Terry, I love you, you’ve made some of my favourite films of all time, but you’re not going to be gaining any new friends with your latest comments, at a time when your new film The Man Who Killed Don Quixote, which you’ve been trying to make for what seems like an eternity, is having distribution problems and you even seem to have lost the rights to the film!
Speaking with ‘RogerEbert.com’, Gilliam went on a bit of a rant, and first brought up Alien:
“Alien is just a ghost train where something jumps out and you don’t know who’s going to die next, when I watched the first Alien, all I kept saying was, ‘Just kill them all and be done with it,’ because you just know that they’re all going to die along the way. In the end, Sigourney Weaver, who we’ve established is a really tough military officer, is running around in her underwear trying to find a cat. Give me a fucking break. There are some great moments in it, but the shot that should’ve never been in the film is the one at the end showing the alien getting blown out of the airlock.You see the alien, and it’s just a guy in a rubber suit. Up until then, you only saw bits of the alien, and it seemed to be huge and vast and terrifying. That was so clever. It was like the shark in Jaws. I told Ridley, ‘You don’t want that shot of the alien at the end. Cut it!”
I kind of agree with him about the final shot of the alien, the film would have been better off without it in my view, but he seems to forget that you see the shark in Jaws very clearly too.
He then goes on to say he was offered a sequel, which I guess was Alien 3:
“I got offered an Alien sequel because I was hot at that time, as a result of Time Bandits and Fisher King, and I just don’t want to do films like that. They are factory jobs, working for a studio. My last factory job was on the Chevrolet assembly plant in Los Angeles, during my junior year of college, night shift on the line. Never again.”

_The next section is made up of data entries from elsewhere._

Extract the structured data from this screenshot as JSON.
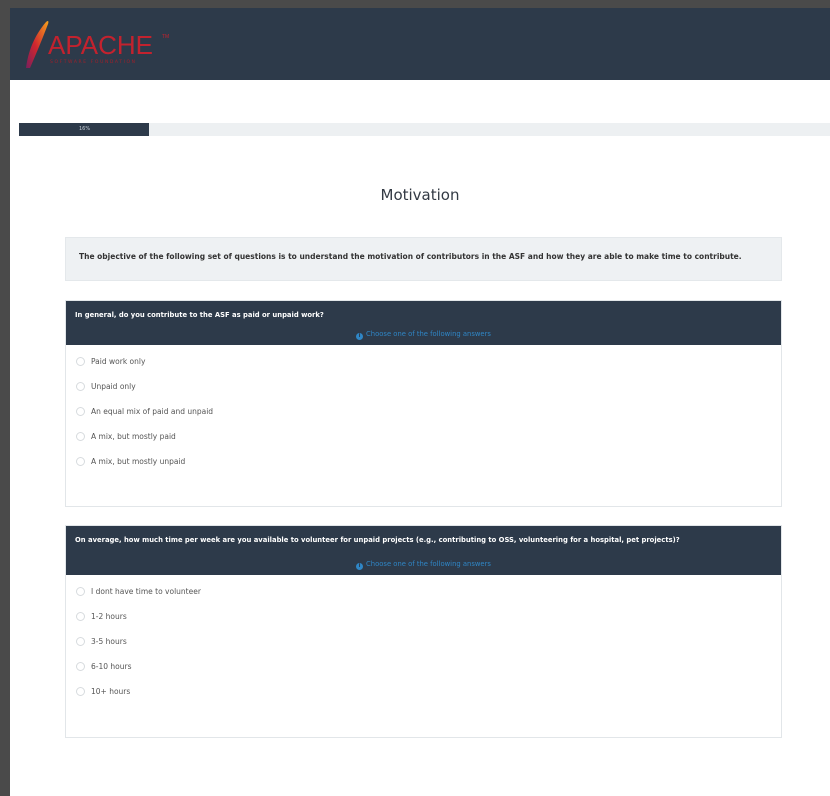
{
  "header": {
    "logo_text": "APACHE",
    "logo_subtext": "SOFTWARE FOUNDATION",
    "logo_tm": "TM",
    "colors": {
      "bar": "#2d3a4a",
      "logo": "#c3222e"
    }
  },
  "progress": {
    "percent": 16,
    "label": "16%"
  },
  "group": {
    "title": "Motivation",
    "description": "The objective of the following set of questions is to understand the motivation of contributors in the ASF and how they are able to make time to contribute."
  },
  "questions": [
    {
      "text": "In general, do you contribute to the ASF as paid or unpaid work?",
      "help": "Choose one of the following answers",
      "answers": [
        "Paid work only",
        "Unpaid only",
        "An equal mix of paid and unpaid",
        "A mix, but mostly paid",
        "A mix, but mostly unpaid"
      ]
    },
    {
      "text": "On average, how much time per week are you available to volunteer for unpaid projects (e.g., contributing to OSS, volunteering for a hospital, pet projects)?",
      "help": "Choose one of the following answers",
      "answers": [
        "I dont have time to volunteer",
        "1-2 hours",
        "3-5 hours",
        "6-10 hours",
        "10+ hours"
      ]
    }
  ],
  "icons": {
    "info": "info-circle-icon",
    "logo": "apache-feather-icon"
  }
}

Personally, I’d love to see what a filmmaker like Gilliam could bring to this franchise, but never mind.
In the same interview he goes on to bash the Marvel movies, stating:
“There’s always got to be reality in my films, maybe it’s the only way I can stop myself from going completely mad. It’s the tension between reality and fantasy that is interesting, and that’s why I don’t like all the big Marvel movies. There are too many of them, they are dominating the industry, and everybody just wants to see the next one and go, ‘Well, there’s the Hulk again.’ It’s horrible, but more importantly, there is no real physical reality to the films. There is no gravity, and gravity is everything. Things fall, and no matter how high you want to jump, you are always brought back down. On a technical level, these films are brilliant, and I find myself watching them from a distance because there is no real tension. There is no real threat. You just know they’ll win somehow, or they’ll win if the whole civilization doesn’t collapse around them first. It’s kind of like us in real life. The heroes in my films don’t win, they survive.”
I totally agree that there are too many of these films and I hate the fact that superheroes have dominated for so long, squeezing out other material in a way that’s never happened to such an extent before. Times are certainly hard. I’m not even sure if Gilliam would be able to make The Fisher King and Twelve Monkeys [major studio projects which became his biggest hits] today, or at least not without studio-insisted dumbing down. I sympathise with him. But many of his own films contain lots of way-out stuff in them so it’s a bit rich of him to criticise the Marvel films for having things like no physical reality to them!
As for when we’re going to see The Man Who Killed Don Quixote, your guess is as good as mine…..